## EXERCISE DATA:

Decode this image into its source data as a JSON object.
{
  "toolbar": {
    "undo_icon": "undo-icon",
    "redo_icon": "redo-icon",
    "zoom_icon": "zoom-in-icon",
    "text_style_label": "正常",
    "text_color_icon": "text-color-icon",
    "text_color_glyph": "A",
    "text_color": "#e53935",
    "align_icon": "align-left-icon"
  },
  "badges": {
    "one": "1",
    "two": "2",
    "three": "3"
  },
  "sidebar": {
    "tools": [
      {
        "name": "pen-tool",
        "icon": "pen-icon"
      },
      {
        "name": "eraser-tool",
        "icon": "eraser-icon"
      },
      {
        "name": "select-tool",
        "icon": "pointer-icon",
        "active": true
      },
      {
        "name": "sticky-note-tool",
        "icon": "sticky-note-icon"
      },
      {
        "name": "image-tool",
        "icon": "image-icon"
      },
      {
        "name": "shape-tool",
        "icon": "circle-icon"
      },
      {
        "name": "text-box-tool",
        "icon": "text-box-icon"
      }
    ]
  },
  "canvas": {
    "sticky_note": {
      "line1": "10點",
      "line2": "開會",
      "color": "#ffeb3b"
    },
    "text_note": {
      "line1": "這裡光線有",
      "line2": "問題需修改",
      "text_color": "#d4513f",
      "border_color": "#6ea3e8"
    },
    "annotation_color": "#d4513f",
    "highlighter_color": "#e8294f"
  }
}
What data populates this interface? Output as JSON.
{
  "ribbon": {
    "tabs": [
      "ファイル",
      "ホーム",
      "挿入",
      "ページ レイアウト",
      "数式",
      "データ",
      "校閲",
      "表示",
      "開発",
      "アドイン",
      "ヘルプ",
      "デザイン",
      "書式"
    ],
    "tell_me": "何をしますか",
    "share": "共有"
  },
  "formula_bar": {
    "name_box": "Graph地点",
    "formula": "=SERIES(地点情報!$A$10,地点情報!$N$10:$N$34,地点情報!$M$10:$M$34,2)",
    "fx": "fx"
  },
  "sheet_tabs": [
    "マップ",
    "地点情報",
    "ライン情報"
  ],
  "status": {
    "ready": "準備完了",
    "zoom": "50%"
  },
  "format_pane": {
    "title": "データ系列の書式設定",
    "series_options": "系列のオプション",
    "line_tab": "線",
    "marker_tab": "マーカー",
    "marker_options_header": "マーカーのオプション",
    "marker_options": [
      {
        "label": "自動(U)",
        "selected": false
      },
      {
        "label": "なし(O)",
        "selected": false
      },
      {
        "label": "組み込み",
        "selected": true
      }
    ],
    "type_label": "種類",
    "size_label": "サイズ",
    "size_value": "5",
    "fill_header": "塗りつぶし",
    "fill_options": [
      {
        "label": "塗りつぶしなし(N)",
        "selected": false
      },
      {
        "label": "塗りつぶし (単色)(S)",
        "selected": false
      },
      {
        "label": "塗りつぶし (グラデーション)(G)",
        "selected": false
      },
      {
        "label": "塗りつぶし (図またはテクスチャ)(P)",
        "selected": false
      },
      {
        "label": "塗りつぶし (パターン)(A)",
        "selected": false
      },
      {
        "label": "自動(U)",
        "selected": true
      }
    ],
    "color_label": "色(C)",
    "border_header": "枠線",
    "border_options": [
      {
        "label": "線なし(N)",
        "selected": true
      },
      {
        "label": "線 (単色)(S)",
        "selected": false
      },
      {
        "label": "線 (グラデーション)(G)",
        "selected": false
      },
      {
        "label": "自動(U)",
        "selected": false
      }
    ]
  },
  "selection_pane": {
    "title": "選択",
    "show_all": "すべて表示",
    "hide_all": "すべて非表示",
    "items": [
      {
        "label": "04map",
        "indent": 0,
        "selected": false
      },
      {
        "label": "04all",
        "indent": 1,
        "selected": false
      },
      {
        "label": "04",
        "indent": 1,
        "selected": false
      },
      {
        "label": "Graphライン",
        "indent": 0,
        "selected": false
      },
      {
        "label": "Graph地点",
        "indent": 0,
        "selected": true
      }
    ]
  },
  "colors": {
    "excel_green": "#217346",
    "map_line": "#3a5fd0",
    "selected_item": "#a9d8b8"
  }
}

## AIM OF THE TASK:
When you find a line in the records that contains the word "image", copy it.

## ANSWER TO THIS PROBLEM:
Decode this image into its source data as a JSON object.
        "name": "image-tool",
        "icon": "image-icon"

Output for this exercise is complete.